Any fan of country music is aware of the evolution that the genre has gone through over the past few years. It’s been a topic of feverish discussion for avid country music fans, debating about how the sound has changed from its traditional roots.
But it’s up and coming stars, like Lucas Hoge for instance, that reflect said evolution, but also keep the spirit of traditional country music alive. His new single “Boom Boom” fits into the new style of country, with its catchy melody that’s bound to get stuck in your head and a beachy feel that would make Kenny Chesney proud. “I love telling stories,” the singer states. “I grew up on Garth Brooks music, so I love telling everybody about the story behind the song. There’s a song for everybody.”
The track offers a slight twist on the traditional romance story, telling the story of a man who felt empty until he met the woman who finally made his heart do as the title implies. And “Boom Boom” also takes Hoge out of his comfort zone with a music video that he describes as “James Bond meets Frank Sinatra” that was shot in Las Vegas and incorporates an old-fashioned Shelby Cobra. “[It’s] completely outside my box,” he said.
Both the single and upcoming album are a step in a new direction for the rising star – almost an evolution you could say. “This entire project is just outside my wheelhouse,” he revealed, “so I kind of went down a different road.” This divergent road follows along the path set by producer Matt McClure, who also works with friend and labelmate Stephanie Quayle, along with Lee Brice, Jerrod Niemann and Thompson Square, just to name a few. When Hoge got together with McClure and the musicians on the album, he explained that “things started evolving behind the board. I was so excited to get it out there.

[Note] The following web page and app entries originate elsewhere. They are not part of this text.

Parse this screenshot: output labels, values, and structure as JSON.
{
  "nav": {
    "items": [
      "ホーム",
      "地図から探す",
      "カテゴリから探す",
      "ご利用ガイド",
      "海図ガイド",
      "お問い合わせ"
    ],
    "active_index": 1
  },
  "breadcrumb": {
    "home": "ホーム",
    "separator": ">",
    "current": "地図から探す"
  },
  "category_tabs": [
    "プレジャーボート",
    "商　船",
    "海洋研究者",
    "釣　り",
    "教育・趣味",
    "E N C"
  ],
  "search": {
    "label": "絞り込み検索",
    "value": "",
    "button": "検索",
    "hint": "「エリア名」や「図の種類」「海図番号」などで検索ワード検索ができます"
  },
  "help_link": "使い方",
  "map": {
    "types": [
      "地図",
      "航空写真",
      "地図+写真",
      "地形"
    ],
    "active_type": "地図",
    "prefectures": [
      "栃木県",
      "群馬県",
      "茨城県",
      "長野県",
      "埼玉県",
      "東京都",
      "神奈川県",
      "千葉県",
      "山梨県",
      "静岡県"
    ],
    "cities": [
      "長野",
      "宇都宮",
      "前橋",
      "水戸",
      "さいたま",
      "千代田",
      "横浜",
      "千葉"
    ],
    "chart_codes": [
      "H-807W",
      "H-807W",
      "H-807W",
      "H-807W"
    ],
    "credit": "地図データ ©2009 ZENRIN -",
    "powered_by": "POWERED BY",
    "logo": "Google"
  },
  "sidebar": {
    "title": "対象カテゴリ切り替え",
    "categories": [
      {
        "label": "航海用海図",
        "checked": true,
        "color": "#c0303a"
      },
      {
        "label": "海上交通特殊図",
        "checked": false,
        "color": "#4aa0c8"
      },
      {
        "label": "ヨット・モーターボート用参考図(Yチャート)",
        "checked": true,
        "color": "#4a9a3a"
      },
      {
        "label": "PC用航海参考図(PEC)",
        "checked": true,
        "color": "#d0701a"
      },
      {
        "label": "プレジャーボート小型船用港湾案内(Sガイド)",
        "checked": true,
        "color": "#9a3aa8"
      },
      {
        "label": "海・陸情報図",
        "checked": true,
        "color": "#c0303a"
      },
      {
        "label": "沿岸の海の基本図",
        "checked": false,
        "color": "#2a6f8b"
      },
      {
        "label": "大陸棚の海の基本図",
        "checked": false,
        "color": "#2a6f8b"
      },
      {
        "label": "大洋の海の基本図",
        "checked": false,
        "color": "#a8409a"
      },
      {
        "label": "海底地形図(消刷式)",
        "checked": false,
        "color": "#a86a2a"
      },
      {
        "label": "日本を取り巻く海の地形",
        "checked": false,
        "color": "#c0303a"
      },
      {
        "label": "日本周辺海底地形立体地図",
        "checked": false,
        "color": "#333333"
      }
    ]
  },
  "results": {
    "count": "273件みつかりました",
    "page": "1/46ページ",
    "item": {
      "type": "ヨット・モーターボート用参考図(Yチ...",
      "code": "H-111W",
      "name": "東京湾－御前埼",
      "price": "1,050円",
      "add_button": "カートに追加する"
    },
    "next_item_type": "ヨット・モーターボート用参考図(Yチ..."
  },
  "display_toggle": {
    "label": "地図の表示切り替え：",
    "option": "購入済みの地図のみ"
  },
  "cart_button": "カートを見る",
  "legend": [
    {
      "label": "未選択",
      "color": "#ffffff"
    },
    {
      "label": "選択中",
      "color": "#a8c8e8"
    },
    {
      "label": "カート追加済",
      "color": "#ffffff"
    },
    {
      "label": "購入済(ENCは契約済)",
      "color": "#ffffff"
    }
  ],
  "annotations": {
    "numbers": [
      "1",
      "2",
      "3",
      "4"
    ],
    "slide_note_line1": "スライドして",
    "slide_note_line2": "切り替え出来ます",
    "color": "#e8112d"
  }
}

This is some of the best stuff I’ve ever put out, honestly,” he said.
In addition to McClure, Hoge has some other heavy hitters featured on the album, including the follow up single titled “Holdin’ On” co-penned by country superstar Sam Hunt and Mark Nesler, who’s behind No. 1 singles like Tim McGraw’s “Just to See You Smile” and “You Look Good in My Shirt” by Keith Urban. His respect for one of country music’s greatest and an inspiration for Hoge is also reflected on the album in “Power of Garth,” a song co-written by Matt Rogers and Terry McBride (past songwriting credits include cuts by Reba McEntire and Ronnie Dunn).
His love for Brooks is one that runs deep, going all the way back to when Hoge was a child. Growing up with three older siblings, Hoge explained how rock bands like ACDC and Aerosmith were dominating the radio, a sound he enjoyed, but wasn’t always sure what he was listening to. His love of country music was brought to life when his dad began bringing him Johnny Cash and George Jones records. Then a friend in elementary school brought him Brooks’ “No Fences” album, a project that would solidify his passion for country music. “It just blew my mind and [I] just fell in love with it,” Hoge said of the album.
From there, he began to fall even further in love with the songwriting side of music, citing iconic songwriters like Paul Overstreet, Steve Young and Michael Peterson as influences who can “deliver that song and that story, that’s what I love.” Along with Brooks, Hoge is also a fan of Blake Shelton, McGraw, Chesney and Urban. “He’s got some great stuff coming up and I love to see how his music has evolved over the times,” Hoge said of Shelton, naming “Ol’ Red” and “Sangria” as two of his favorite songs by the artist.
His passion for making music also translates into his dedication for those overseas. Every year, Hoge takes part in the Wrangler National Patriot Tour, which recently sent him to Africa for a two-week tour entertaining the troops. Though “nerve-wracking,” the experience is also a humbling one, putting the singer in front of brave heroes who don’t typically get to see entertainment. “It’s cool to go over there and talk to them and take them out of their element just for a little bit, take their mind off what’s going on over there,” Hoge said of the experience.
And if there’s one thing Hoge is keen on understanding is the importance of keeping his sound fresh. “Always reinvent yourself as an artist,” he says. “You just have to, you gotta evolve with what’s going on these days.”